The petition, which was filed by an environmental organization, originally requested 25 chemicals be added to the toxic chemical list, but EPA declined to include16 of those included in the petition. Three of the 25 chemicals were added to the TRI list in separate, unrelated actions (1-bromopropane (80 Fed. Reg. 72906, November 23, 2015), nonylphenol (79 Fed. Reg. 58686, September 30, 2014), and 1,2,5,6,9,10- hexabromocyclododecane (81 Fed. Reg. 85440, November 28, 2016). “Of the remaining . . . chemicals, EPA determined that the available data for nine chemicals was not sufficient for EPA to find that the chemicals meet the EPCRA section 313 listing criteria for human health or ecological effects” and another was not currently in use in the United States. 87 Fed. Reg. at 73477. Industry in the United States must consider the 12 new toxic chemicals when evaluating TRI compliance each year going forward.

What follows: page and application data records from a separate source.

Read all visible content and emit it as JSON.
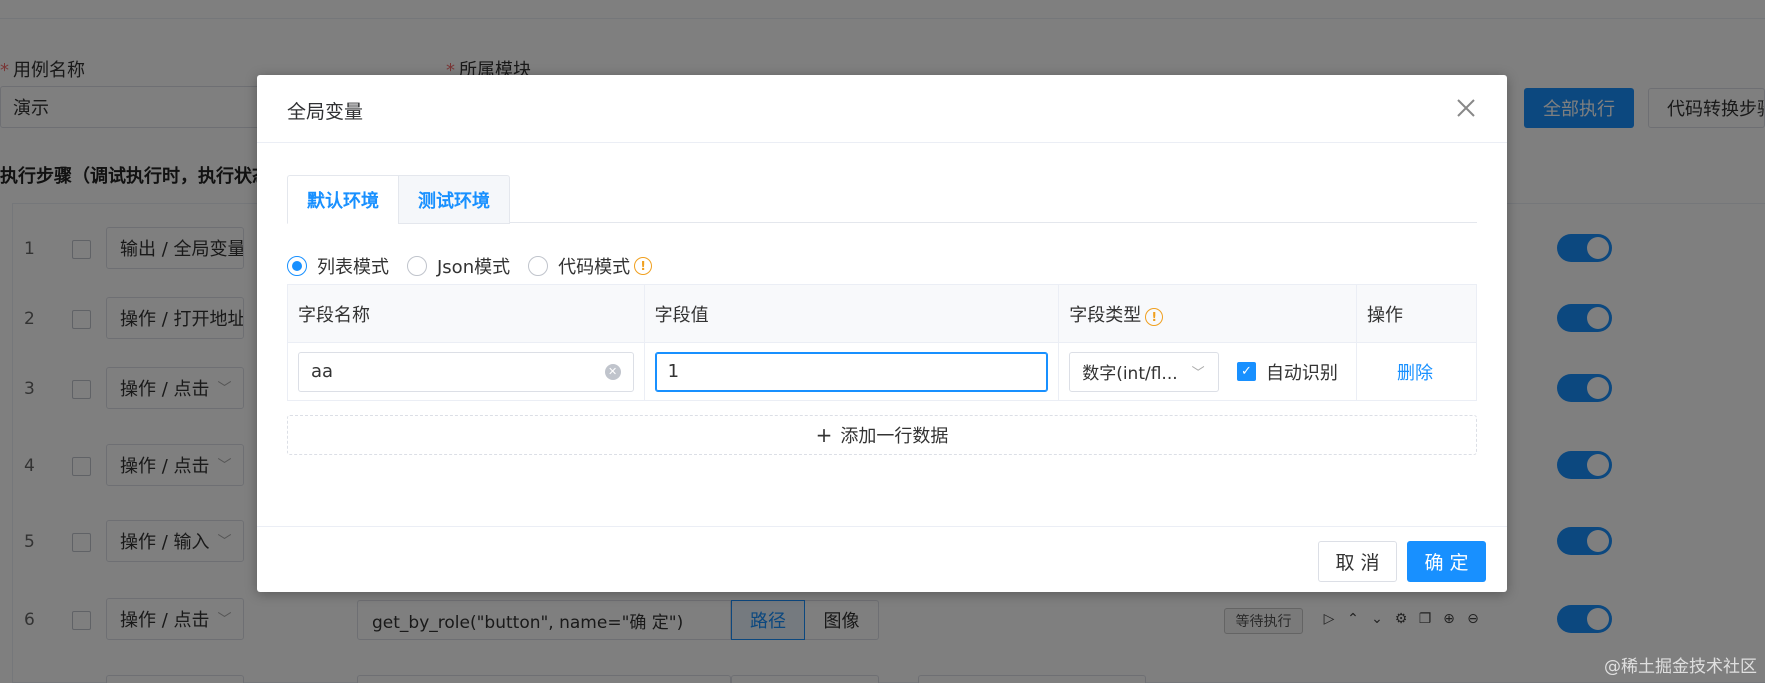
{
  "background": {
    "form": {
      "case_name_label": "用例名称",
      "case_name_value": "演示",
      "module_label": "所属模块",
      "required_mark": "*"
    },
    "toolbar": {
      "run_all_label": "全部执行",
      "convert_label": "代码转换步骤"
    },
    "steps_title": "执行步骤（调试执行时，执行状态",
    "steps": [
      {
        "num": "1",
        "action": "输出 / 全局变量"
      },
      {
        "num": "2",
        "action": "操作 / 打开地址"
      },
      {
        "num": "3",
        "action": "操作 / 点击"
      },
      {
        "num": "4",
        "action": "操作 / 点击"
      },
      {
        "num": "5",
        "action": "操作 / 输入"
      },
      {
        "num": "6",
        "action": "操作 / 点击"
      }
    ],
    "row6": {
      "locator": "get_by_role(\"button\", name=\"确 定\")",
      "path_label": "路径",
      "image_label": "图像",
      "status": "等待执行"
    },
    "op_icons": [
      "play-icon",
      "move-up-icon",
      "move-down-icon",
      "settings-icon",
      "copy-icon",
      "add-icon",
      "remove-icon"
    ],
    "watermark": "@稀土掘金技术社区"
  },
  "dialog": {
    "title": "全局变量",
    "tabs": [
      {
        "label": "默认环境",
        "active": true
      },
      {
        "label": "测试环境",
        "active": false
      }
    ],
    "modes": [
      {
        "label": "列表模式",
        "checked": true
      },
      {
        "label": "Json模式",
        "checked": false
      },
      {
        "label": "代码模式",
        "checked": false,
        "info_icon": "info-icon"
      }
    ],
    "table": {
      "headers": {
        "name": "字段名称",
        "value": "字段值",
        "type": "字段类型",
        "ops": "操作"
      },
      "rows": [
        {
          "name": "aa",
          "value": "1",
          "type": "数字(int/fl...",
          "auto_detect_label": "自动识别",
          "auto_detect_checked": true,
          "delete_label": "删除"
        }
      ]
    },
    "add_row_label": "添加一行数据",
    "cancel_label": "取 消",
    "confirm_label": "确 定"
  },
  "colors": {
    "primary": "#1890ff",
    "warning": "#f0a020",
    "required": "#f56c6c"
  }
}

The final rule does not become effective until January 30, 2023, and, as a result, will apply to the reporting year beginning January 1, 2023. 87 Fed. Reg. at 74477. Consequently, TRI reports for the newly listed toxic chemicals will first be due July 1, 2024.

Next Steps for Covered Facilities

Facilities must plan to file annual TRI reports if the facility manufacturers, processes, or otherwise uses any of the newly listed chemicals during calendar year 2023 in excess of reporting thresholds. To accomplish this, companies may wish to take the following steps:

Step No. 1: Audit chemical inventories and safety data sheets (“SDS”) at manufacturing and import facilities right away for the presence of newly listed TRI toxic chemicals, paying close attention to mixtures, to determine if the lower threshold HHCB or any of the other newly listed toxics are imported, or manufactured, processed, or otherwise used onsite. The attorney-client and attorney work-product privileges may be used to keep information confidential pending a final determination on the inventory at each facility.

Step No. 2: If not done already, add those toxic chemicals newly listed by EPA to each facility’s chemical inventory and recordkeeping requirements. This data will be critical in determining if reporting thresholds are exceeded in 2023 and beyond, especially for low threshold chemicals like HHCB; and

Step No. 3: Evaluate exemptions and the proper category for each newly listed toxic chemical (manufacture, process, and otherwise use) before filing a TRI form for one of the new chemicals in 2024.

87 Fed. Reg. 73475 (November 30, 2022)